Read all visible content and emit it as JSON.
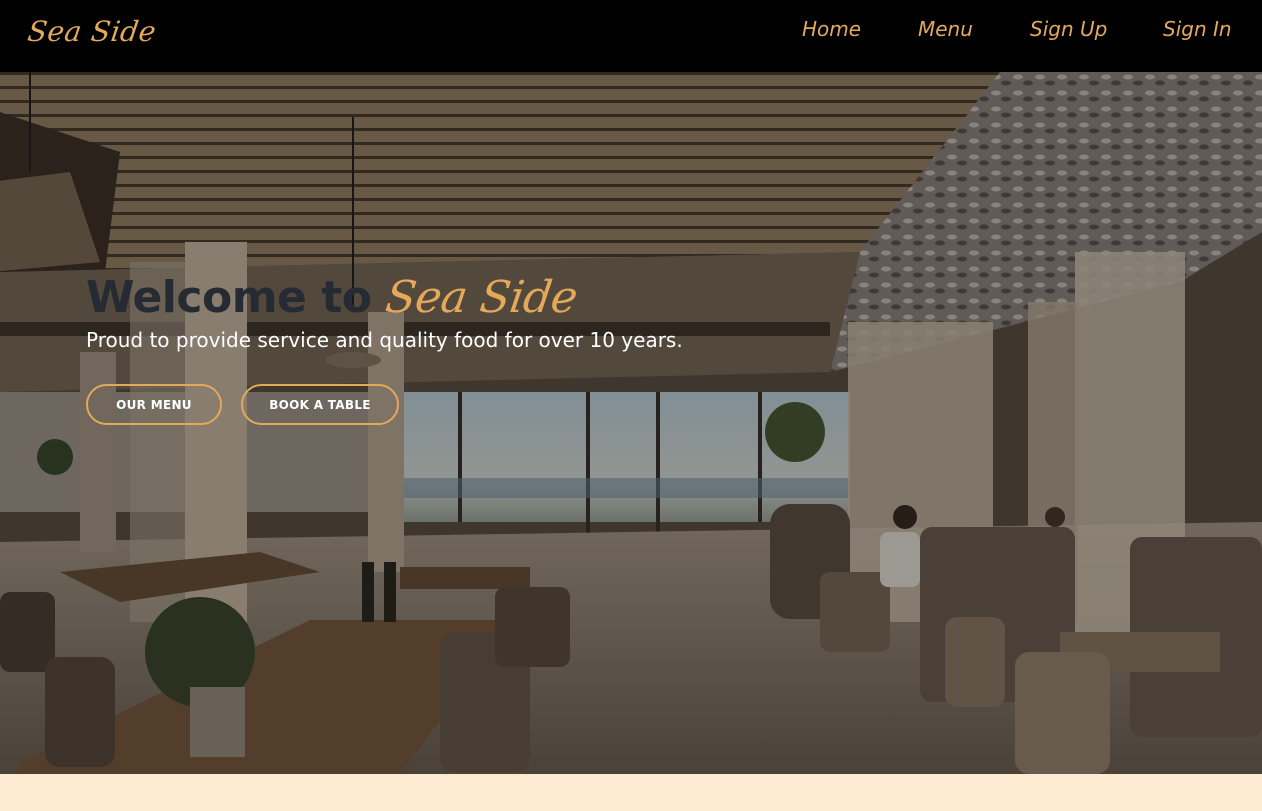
{
  "brand": "Sea Side",
  "nav": {
    "home": "Home",
    "menu": "Menu",
    "signup": "Sign Up",
    "signin": "Sign In"
  },
  "hero": {
    "title_prefix": "Welcome to",
    "title_accent": "Sea Side",
    "subtitle": "Proud to provide service and quality food for over 10 years.",
    "buttons": {
      "our_menu": "OUR MENU",
      "book_table": "BOOK A TABLE"
    }
  },
  "colors": {
    "accent": "#E3A95B",
    "navbar": "#000000",
    "page_bg": "#FCEBD0",
    "title_dark": "#262A33"
  }
}
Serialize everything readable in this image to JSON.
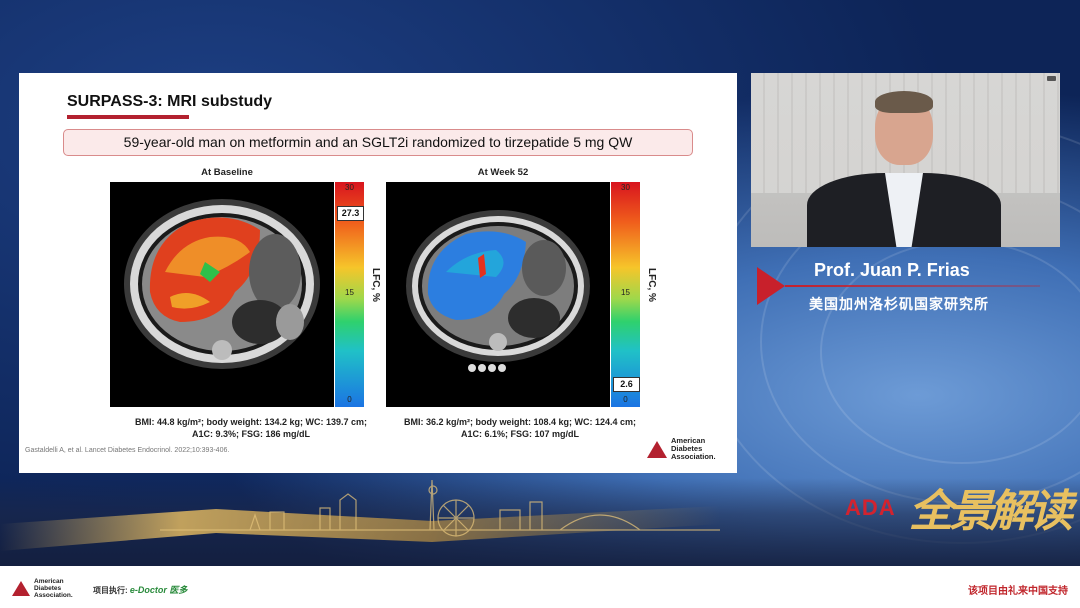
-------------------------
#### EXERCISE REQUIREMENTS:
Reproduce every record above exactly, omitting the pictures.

#### RESPONSE AREA:
Read all visible content and emit it as JSON.
{
  "brand": "Sea Side",
  "nav": {
    "home": "Home",
    "menu": "Menu",
    "signup": "Sign Up",
    "signin": "Sign In"
  },
  "hero": {
    "title_prefix": "Welcome to",
    "title_accent": "Sea Side",
    "subtitle": "Proud to provide service and quality food for over 10 years.",
    "buttons": {
      "our_menu": "OUR MENU",
      "book_table": "BOOK A TABLE"
    }
  },
  "colors": {
    "accent": "#E3A95B",
    "navbar": "#000000",
    "page_bg": "#FCEBD0",
    "title_dark": "#262A33"
  }
}
Serialize everything readable in this image to JSON.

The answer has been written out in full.